WRITINGS BY THE MOTHER
© Sri Aurobindo Ashram Trust
15 August 1958
As today is Sri Aurobindo's birthday I thought that instead of reading the Dhammapada I could read to you something which will both interest you and show you how Sri Aurobindo visualised our relation with the gods.
You know, don't you, that in India especially, there are countless categories of gods, who are all on different planes, some very close to man, others very close to the Supreme, with many intermediaries.
You will understand better what I want to tell you if I mention the gods of the Puranas--like those we saw the other day in the film--who in many ways are, I must say, inferior to man (!) although they have infinitely more power.
There are gods of the Overmind who are the great creators of the earth--until now. There are the gods of the Vedas who are mentioned in everything that has come down from the Rishis. And there are the gods of the Supermind, those who are going to manifest on earth, although of course they exist from all eternity on their own plane.
Here Sri Aurobindo is speaking mostly about the Vedic gods, but not exclusively nor in a very definite way.
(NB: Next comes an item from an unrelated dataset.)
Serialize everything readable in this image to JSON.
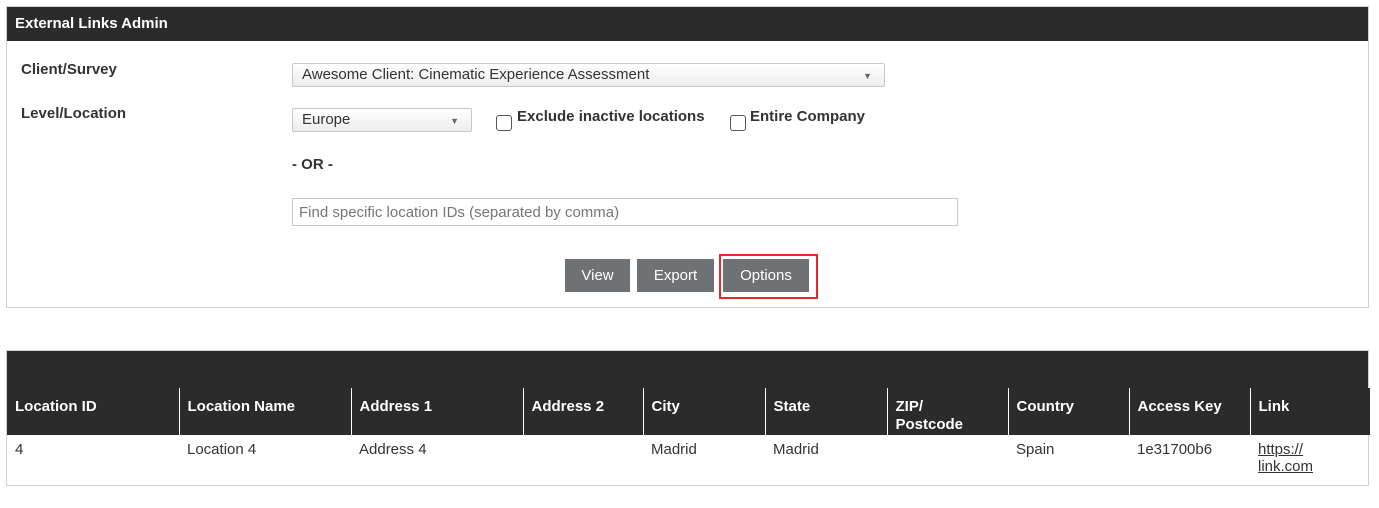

At any rate these gods are higher than the gods of the Puranas.
Here is what Sri Aurobindo tells us.
In fact, it is a prayer:
Be wide in me, O Varuna;
be mighty in me, O Indra;
O Sun, be very bright and luminous;
O Moon, be full of charm and sweetness.
Be fierce and terrible, O Rudra; [new p. 377]
be impetuous and swift, O Maruts; [old p. 377]
be strong and bold, O Aryama;
be voluptuous and pleasurable, O Bhaga;
be tender and kind and loving and passionate, O Mitra.
Be bright and revealing, O Dawn;
O Night, be solemn and pregnant.
O Life, be full, ready and buoyant;
O Death, lead my steps from mansion to mansion.
Harmonise all these, O Brahmanaspati.
Let me not be subject to these gods, O Kali. (Note1)
So Sri Aurobindo makes Kali the great liberating power who ardently impels you towards progress and leaves no ties within you which would hinder you from progressing.
Note 1: Thoughts and Aphorisms, Cent. Vol. 17, p. 85.